DANVILLE -- The red, white and blue of an American flag swayed softly in the summer breeze outside. And inside the town's post office, in a private quiet ceremony, Romy de Guzman, 54, took an oath and was officially sworn in as the town's new postmaster early Friday.

Dressed in a fashionable black suit at the office on Camino Tassajara, de Guzman said the oath, often administered to federal employees, requires that he "support and defend the Constitution of the United States." De Guzman, during an interview July 18, said he's looking forward to working with the Town of Danville.

"It's always customer service for me -- that they (residents) are satisfied with our services," said de Guzman, who will oversee 78 employees who deliver to 20,000 addresses in the Danville area. He said the Danville post office is operating well, so he does not foresee implementing any major changes. Danville is the 41st most expensive ZIP code in America, according to a national business magazine.
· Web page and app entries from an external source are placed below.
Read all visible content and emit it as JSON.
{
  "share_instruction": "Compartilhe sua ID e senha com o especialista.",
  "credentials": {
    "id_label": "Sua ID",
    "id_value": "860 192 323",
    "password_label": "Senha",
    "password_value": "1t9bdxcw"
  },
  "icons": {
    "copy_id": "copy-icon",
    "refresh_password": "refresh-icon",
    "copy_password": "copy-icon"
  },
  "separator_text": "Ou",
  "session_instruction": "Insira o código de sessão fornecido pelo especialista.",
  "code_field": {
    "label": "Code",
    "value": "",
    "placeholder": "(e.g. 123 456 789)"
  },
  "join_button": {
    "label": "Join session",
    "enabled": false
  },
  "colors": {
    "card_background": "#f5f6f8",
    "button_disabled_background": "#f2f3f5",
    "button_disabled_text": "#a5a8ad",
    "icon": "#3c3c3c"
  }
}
The oath has historical significance, said de Guzman. Benjamin Franklin was appointed the first postmaster of the U.S. colonies. Later, the postmaster general became a cabinet-level post, appointed by the U.S. president until a reorganization in the 1970s. Guzman said the last U.S. president who appointed a postmaster general was former President Lyndon Johnson. The local postmaster position fosters strong communal ties.

"Back in the old days, the post office was a center of the community," said de Guzman. "We're still encouraged to get involved with a community's local governments and local issues."
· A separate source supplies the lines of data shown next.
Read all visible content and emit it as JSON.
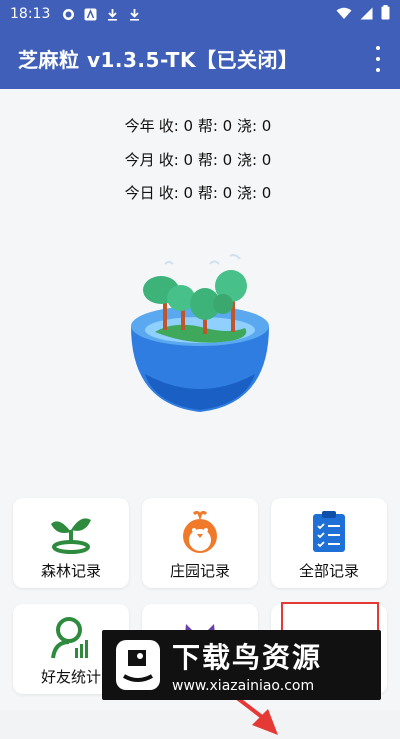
{
  "status_bar": {
    "time": "18:13"
  },
  "app_bar": {
    "title": "芝麻粒 v1.3.5-TK【已关闭】"
  },
  "stats": [
    {
      "period": "今年",
      "text": "收: 0 帮: 0 浇: 0"
    },
    {
      "period": "今月",
      "text": "收: 0 帮: 0 浇: 0"
    },
    {
      "period": "今日",
      "text": "收: 0 帮: 0 浇: 0"
    }
  ],
  "cards": [
    {
      "label": "森林记录",
      "icon": "sprout-icon"
    },
    {
      "label": "庄园记录",
      "icon": "chick-icon"
    },
    {
      "label": "全部记录",
      "icon": "clipboard-list-icon"
    },
    {
      "label": "好友统计",
      "icon": "user-chart-icon"
    },
    {
      "label": "",
      "icon": "cat-icon"
    },
    {
      "label": "",
      "icon": "settings-slider-icon"
    }
  ],
  "watermark": {
    "main": "下载鸟资源",
    "url": "www.xiazainiao.com"
  },
  "colors": {
    "app_bar": "#3f5fb8",
    "accent_green": "#2e8b3e",
    "accent_orange": "#f07a2a",
    "accent_blue": "#1e6fd6",
    "highlight_red": "#e53935"
  }
}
De Guzman said he emigrated to the U.S. from the Philippines in his early 20s, began his U.S. Postal Service career in 1981 as an Oakland letter carrier and became a supervisor four years later. In 1993, he became Novato's postmaster, and in 2008, became manager of customer service operations for the Oakland post office. He has a bachelor's degree from the University of San Francisco and a master's in administration from Central Michigan University.

During his time as Novato's postmaster, he received the Postal Service's Benjamin Franklin Award for "excellence in community outreach." While there, he started a program which notified law enforcement agencies of "mail buildup" at seniors' residences, allowing them to make sure the seniors were alright.

In addition to its usual mailing and shipping services, which includes applications for passports and renewals and taking passport photos, the Danville post office has recently begun providing a direct-mail service to help small businesses and an expanded post office box service in which the post office will, on behalf of customers, accept packages from private carriers that do not deliver to a post office box.

De Guzman lives with his wife and two children in Fremont and volunteers with Habitat for Humanity.